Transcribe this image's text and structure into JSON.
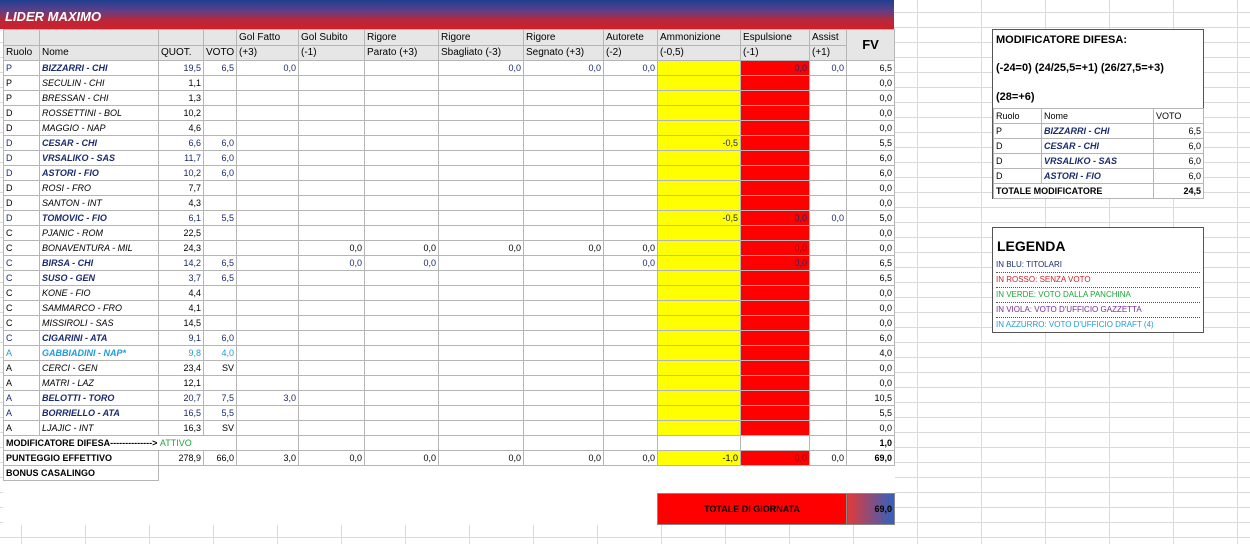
{
  "team_name": "LIDER MAXIMO",
  "headers": {
    "ruolo": "Ruolo",
    "nome": "Nome",
    "quot": "QUOT.",
    "voto": "VOTO",
    "gol_fatto": [
      "Gol Fatto",
      "(+3)"
    ],
    "gol_subito": [
      "Gol Subito",
      "(-1)"
    ],
    "rig_parato": [
      "Rigore",
      "Parato (+3)"
    ],
    "rig_sbagliato": [
      "Rigore",
      "Sbagliato (-3)"
    ],
    "rig_segnato": [
      "Rigore",
      "Segnato (+3)"
    ],
    "autorete": [
      "Autorete",
      "(-2)"
    ],
    "ammonizione": [
      "Ammonizione",
      "(-0,5)"
    ],
    "espulsione": [
      "Espulsione",
      "(-1)"
    ],
    "assist": [
      "Assist",
      "(+1)"
    ],
    "fv": "FV"
  },
  "players": [
    {
      "ruolo": "P",
      "nome": "BIZZARRI - CHI",
      "quot": "19,5",
      "voto": "6,5",
      "gf": "0,0",
      "gs": "",
      "rp": "",
      "rsb": "0,0",
      "rse": "0,0",
      "aut": "0,0",
      "amm": "",
      "esp": "0,0",
      "ass": "0,0",
      "fv": "6,5",
      "style": "blue"
    },
    {
      "ruolo": "P",
      "nome": "SECULIN - CHI",
      "quot": "1,1",
      "voto": "",
      "gf": "",
      "gs": "",
      "rp": "",
      "rsb": "",
      "rse": "",
      "aut": "",
      "amm": "",
      "esp": "",
      "ass": "",
      "fv": "0,0",
      "style": "plain"
    },
    {
      "ruolo": "P",
      "nome": "BRESSAN - CHI",
      "quot": "1,3",
      "voto": "",
      "gf": "",
      "gs": "",
      "rp": "",
      "rsb": "",
      "rse": "",
      "aut": "",
      "amm": "",
      "esp": "",
      "ass": "",
      "fv": "0,0",
      "style": "plain"
    },
    {
      "ruolo": "D",
      "nome": "ROSSETTINI - BOL",
      "quot": "10,2",
      "voto": "",
      "gf": "",
      "gs": "",
      "rp": "",
      "rsb": "",
      "rse": "",
      "aut": "",
      "amm": "",
      "esp": "",
      "ass": "",
      "fv": "0,0",
      "style": "plain"
    },
    {
      "ruolo": "D",
      "nome": "MAGGIO - NAP",
      "quot": "4,6",
      "voto": "",
      "gf": "",
      "gs": "",
      "rp": "",
      "rsb": "",
      "rse": "",
      "aut": "",
      "amm": "",
      "esp": "",
      "ass": "",
      "fv": "0,0",
      "style": "plain"
    },
    {
      "ruolo": "D",
      "nome": "CESAR - CHI",
      "quot": "6,6",
      "voto": "6,0",
      "gf": "",
      "gs": "",
      "rp": "",
      "rsb": "",
      "rse": "",
      "aut": "",
      "amm": "-0,5",
      "esp": "",
      "ass": "",
      "fv": "5,5",
      "style": "blue"
    },
    {
      "ruolo": "D",
      "nome": "VRSALIKO - SAS",
      "quot": "11,7",
      "voto": "6,0",
      "gf": "",
      "gs": "",
      "rp": "",
      "rsb": "",
      "rse": "",
      "aut": "",
      "amm": "",
      "esp": "",
      "ass": "",
      "fv": "6,0",
      "style": "blue"
    },
    {
      "ruolo": "D",
      "nome": "ASTORI - FIO",
      "quot": "10,2",
      "voto": "6,0",
      "gf": "",
      "gs": "",
      "rp": "",
      "rsb": "",
      "rse": "",
      "aut": "",
      "amm": "",
      "esp": "",
      "ass": "",
      "fv": "6,0",
      "style": "blue"
    },
    {
      "ruolo": "D",
      "nome": "ROSI - FRO",
      "quot": "7,7",
      "voto": "",
      "gf": "",
      "gs": "",
      "rp": "",
      "rsb": "",
      "rse": "",
      "aut": "",
      "amm": "",
      "esp": "",
      "ass": "",
      "fv": "0,0",
      "style": "plain"
    },
    {
      "ruolo": "D",
      "nome": "SANTON - INT",
      "quot": "4,3",
      "voto": "",
      "gf": "",
      "gs": "",
      "rp": "",
      "rsb": "",
      "rse": "",
      "aut": "",
      "amm": "",
      "esp": "",
      "ass": "",
      "fv": "0,0",
      "style": "plain"
    },
    {
      "ruolo": "D",
      "nome": "TOMOVIC - FIO",
      "quot": "6,1",
      "voto": "5,5",
      "gf": "",
      "gs": "",
      "rp": "",
      "rsb": "",
      "rse": "",
      "aut": "",
      "amm": "-0,5",
      "esp": "0,0",
      "ass": "0,0",
      "fv": "5,0",
      "style": "blue"
    },
    {
      "ruolo": "C",
      "nome": "PJANIC - ROM",
      "quot": "22,5",
      "voto": "",
      "gf": "",
      "gs": "",
      "rp": "",
      "rsb": "",
      "rse": "",
      "aut": "",
      "amm": "",
      "esp": "",
      "ass": "",
      "fv": "0,0",
      "style": "plain"
    },
    {
      "ruolo": "C",
      "nome": "BONAVENTURA - MIL",
      "quot": "24,3",
      "voto": "",
      "gf": "",
      "gs": "0,0",
      "rp": "0,0",
      "rsb": "0,0",
      "rse": "0,0",
      "aut": "0,0",
      "amm": "",
      "esp": "0,0",
      "ass": "",
      "fv": "0,0",
      "style": "plain"
    },
    {
      "ruolo": "C",
      "nome": "BIRSA - CHI",
      "quot": "14,2",
      "voto": "6,5",
      "gf": "",
      "gs": "0,0",
      "rp": "0,0",
      "rsb": "",
      "rse": "",
      "aut": "0,0",
      "amm": "",
      "esp": "0,0",
      "ass": "",
      "fv": "6,5",
      "style": "blue"
    },
    {
      "ruolo": "C",
      "nome": "SUSO - GEN",
      "quot": "3,7",
      "voto": "6,5",
      "gf": "",
      "gs": "",
      "rp": "",
      "rsb": "",
      "rse": "",
      "aut": "",
      "amm": "",
      "esp": "",
      "ass": "",
      "fv": "6,5",
      "style": "blue"
    },
    {
      "ruolo": "C",
      "nome": "KONE - FIO",
      "quot": "4,4",
      "voto": "",
      "gf": "",
      "gs": "",
      "rp": "",
      "rsb": "",
      "rse": "",
      "aut": "",
      "amm": "",
      "esp": "",
      "ass": "",
      "fv": "0,0",
      "style": "plain"
    },
    {
      "ruolo": "C",
      "nome": "SAMMARCO - FRO",
      "quot": "4,1",
      "voto": "",
      "gf": "",
      "gs": "",
      "rp": "",
      "rsb": "",
      "rse": "",
      "aut": "",
      "amm": "",
      "esp": "",
      "ass": "",
      "fv": "0,0",
      "style": "plain"
    },
    {
      "ruolo": "C",
      "nome": "MISSIROLI - SAS",
      "quot": "14,5",
      "voto": "",
      "gf": "",
      "gs": "",
      "rp": "",
      "rsb": "",
      "rse": "",
      "aut": "",
      "amm": "",
      "esp": "",
      "ass": "",
      "fv": "0,0",
      "style": "plain"
    },
    {
      "ruolo": "C",
      "nome": "CIGARINI - ATA",
      "quot": "9,1",
      "voto": "6,0",
      "gf": "",
      "gs": "",
      "rp": "",
      "rsb": "",
      "rse": "",
      "aut": "",
      "amm": "",
      "esp": "",
      "ass": "",
      "fv": "6,0",
      "style": "blue"
    },
    {
      "ruolo": "A",
      "nome": "GABBIADINI - NAP*",
      "quot": "9,8",
      "voto": "4,0",
      "gf": "",
      "gs": "",
      "rp": "",
      "rsb": "",
      "rse": "",
      "aut": "",
      "amm": "",
      "esp": "",
      "ass": "",
      "fv": "4,0",
      "style": "cyan"
    },
    {
      "ruolo": "A",
      "nome": "CERCI - GEN",
      "quot": "23,4",
      "voto": "SV",
      "gf": "",
      "gs": "",
      "rp": "",
      "rsb": "",
      "rse": "",
      "aut": "",
      "amm": "",
      "esp": "",
      "ass": "",
      "fv": "0,0",
      "style": "plain"
    },
    {
      "ruolo": "A",
      "nome": "MATRI - LAZ",
      "quot": "12,1",
      "voto": "",
      "gf": "",
      "gs": "",
      "rp": "",
      "rsb": "",
      "rse": "",
      "aut": "",
      "amm": "",
      "esp": "",
      "ass": "",
      "fv": "0,0",
      "style": "plain"
    },
    {
      "ruolo": "A",
      "nome": "BELOTTI - TORO",
      "quot": "20,7",
      "voto": "7,5",
      "gf": "3,0",
      "gs": "",
      "rp": "",
      "rsb": "",
      "rse": "",
      "aut": "",
      "amm": "",
      "esp": "",
      "ass": "",
      "fv": "10,5",
      "style": "blue"
    },
    {
      "ruolo": "A",
      "nome": "BORRIELLO - ATA",
      "quot": "16,5",
      "voto": "5,5",
      "gf": "",
      "gs": "",
      "rp": "",
      "rsb": "",
      "rse": "",
      "aut": "",
      "amm": "",
      "esp": "",
      "ass": "",
      "fv": "5,5",
      "style": "blue"
    },
    {
      "ruolo": "A",
      "nome": "LJAJIC - INT",
      "quot": "16,3",
      "voto": "SV",
      "gf": "",
      "gs": "",
      "rp": "",
      "rsb": "",
      "rse": "",
      "aut": "",
      "amm": "",
      "esp": "",
      "ass": "",
      "fv": "0,0",
      "style": "plain"
    }
  ],
  "modificatore_row": {
    "label": "MODIFICATORE DIFESA--------------> ",
    "status": "ATTIVO",
    "fv": "1,0"
  },
  "punteggio_row": {
    "label": "PUNTEGGIO EFFETTIVO",
    "quot": "278,9",
    "voto": "66,0",
    "gf": "3,0",
    "gs": "0,0",
    "rp": "0,0",
    "rsb": "0,0",
    "rse": "0,0",
    "aut": "0,0",
    "amm": "-1,0",
    "esp": "0,0",
    "ass": "0,0",
    "fv": "69,0"
  },
  "bonus_row": {
    "label": "BONUS CASALINGO"
  },
  "totale": {
    "label": "TOTALE DI GIORNATA",
    "value": "69,0"
  },
  "modificatore_box": {
    "title": "MODIFICATORE DIFESA:",
    "rule1": "(-24=0) (24/25,5=+1) (26/27,5=+3)",
    "rule2": "(28=+6)",
    "headers": {
      "ruolo": "Ruolo",
      "nome": "Nome",
      "voto": "VOTO"
    },
    "rows": [
      {
        "ruolo": "P",
        "nome": "BIZZARRI - CHI",
        "voto": "6,5"
      },
      {
        "ruolo": "D",
        "nome": "CESAR - CHI",
        "voto": "6,0"
      },
      {
        "ruolo": "D",
        "nome": "VRSALIKO - SAS",
        "voto": "6,0"
      },
      {
        "ruolo": "D",
        "nome": "ASTORI - FIO",
        "voto": "6,0"
      }
    ],
    "total_label": "TOTALE MODIFICATORE",
    "total_value": "24,5"
  },
  "legenda": {
    "title": "LEGENDA",
    "items": [
      {
        "text": "IN BLU: TITOLARI",
        "color": "#1a2a6c"
      },
      {
        "text": "IN ROSSO: SENZA VOTO",
        "color": "#d01e2a"
      },
      {
        "text": "IN VERDE: VOTO DALLA PANCHINA",
        "color": "#1ea43a"
      },
      {
        "text": "IN VIOLA: VOTO D'UFFICIO GAZZETTA",
        "color": "#7a2a9a"
      },
      {
        "text": "IN AZZURRO: VOTO D'UFFICIO DRAFT (4)",
        "color": "#1e9bd8"
      }
    ]
  },
  "colors": {
    "ammonizione": "#ffff00",
    "espulsione": "#ff0000",
    "titolari": "#1a2a6c",
    "draft": "#1e9bd8",
    "attivo": "#1ea43a"
  }
}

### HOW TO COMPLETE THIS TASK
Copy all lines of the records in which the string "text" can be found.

### ANSWER BELOW
Transcribe this image's text and structure into JSON.
        "text": "IN BLU: TITOLARI",
        "text": "IN ROSSO: SENZA VOTO",
        "text": "IN VERDE: VOTO DALLA PANCHINA",
        "text": "IN VIOLA: VOTO D'UFFICIO GAZZETTA",
        "text": "IN AZZURRO: VOTO D'UFFICIO DRAFT (4)",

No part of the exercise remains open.